Our weather headed into a freeze on January 29 that was to last 3 days. I was afraid the caterpillars would die in a sustained freeze so I covered them with two bed sheets. They were uncovered the morning of February 2. They didn’t appear frozen — color was good and they were still attached to the milkweed but they were not moving. On the other hand, the caterpillar I left uncovered because his milkweed was too hard to cover, was moving and feeding. I checked on the sleepy heads an hour later and they were finally moving. Eight caterpillars survived the freeze. Across town on the same day, Cee found several caterpillars on the milkweed she had intended to trim.



The J-Formation is the term used to explain when the caterpillar attaches itself by a silk pad to begin the metamorphosis from caterpillar to chrysalis. This usually occurs on a plant stem but Cee has found the caterpillars or the resulting chrysalis in unusual places.

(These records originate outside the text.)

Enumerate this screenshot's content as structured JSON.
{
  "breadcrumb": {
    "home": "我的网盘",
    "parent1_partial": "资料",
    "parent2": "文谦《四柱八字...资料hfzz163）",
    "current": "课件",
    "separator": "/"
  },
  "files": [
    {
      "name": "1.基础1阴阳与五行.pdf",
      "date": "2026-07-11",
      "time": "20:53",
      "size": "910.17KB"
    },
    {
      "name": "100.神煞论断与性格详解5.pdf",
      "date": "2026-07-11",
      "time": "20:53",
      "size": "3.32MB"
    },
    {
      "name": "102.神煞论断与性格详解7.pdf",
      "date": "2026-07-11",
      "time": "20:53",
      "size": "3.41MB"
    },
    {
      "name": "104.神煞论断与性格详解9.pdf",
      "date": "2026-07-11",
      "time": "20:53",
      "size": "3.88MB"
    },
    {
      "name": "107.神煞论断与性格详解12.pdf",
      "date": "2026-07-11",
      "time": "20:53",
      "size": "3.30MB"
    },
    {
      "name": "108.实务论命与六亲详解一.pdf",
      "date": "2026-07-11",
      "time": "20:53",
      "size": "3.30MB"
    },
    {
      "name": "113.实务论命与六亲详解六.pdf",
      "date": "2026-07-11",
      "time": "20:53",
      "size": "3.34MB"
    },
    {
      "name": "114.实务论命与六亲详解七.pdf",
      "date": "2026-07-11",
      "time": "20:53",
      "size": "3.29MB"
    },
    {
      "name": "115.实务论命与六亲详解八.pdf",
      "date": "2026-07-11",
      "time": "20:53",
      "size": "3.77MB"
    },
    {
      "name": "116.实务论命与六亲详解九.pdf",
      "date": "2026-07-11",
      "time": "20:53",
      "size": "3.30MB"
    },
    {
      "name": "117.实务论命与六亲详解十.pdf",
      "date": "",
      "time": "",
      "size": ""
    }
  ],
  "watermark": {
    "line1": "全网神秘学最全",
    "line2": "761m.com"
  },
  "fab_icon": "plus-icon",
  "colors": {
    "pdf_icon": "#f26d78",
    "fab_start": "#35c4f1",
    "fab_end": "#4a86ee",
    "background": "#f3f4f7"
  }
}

monarch caterpillar attached itself in J formation to ridge of clay pot
Caterpillar on the ridge of a clay pot. Photo by Cee.


Chrysalis on a pillow sitting on patio furniture. Photo by Cee.
Chrysalis on a pillow sitting on patio furniture. Photo by Cee.


Chrysalis on antenna of decorative butterfly
Chrysalis on antenna of decorative butterfly. Photo by Cee.


One of her caterpillars went into J-formation on her Staghorn Fern. Cindy and I marveled that the caterpillar had to climb up the bumpy oak tree bark and slither down the chain holding the Staghorn Fern. The only other possibility is the monarch butterfly accidentally laying an egg on the Staghorn Fern instead of milkweed. As we wondered about this, I was standing there, camera in hand, but it did not occur to me to take a picture of the chrysalis or the tree or the chain. I  later asked Cindy to shoot the photos for me. Honestly, I need adult supervision.


Chrysalis on Staghorn Fern. Photo by Cee.
Chrysalis on Staghorn Fern. Photo by Cee.



This is the oak tree with the Staghorn Fern hanging from the chain. Photo by Cee.
This is the oak tree with the Staghorn Fern hanging from the chain. Photo by Cee.
Chrysalis on screen room guide wire.
Chrysalis on screen room guide wire. Photo by Meta.
Chrysalis on top of door frame. Photo by Meta.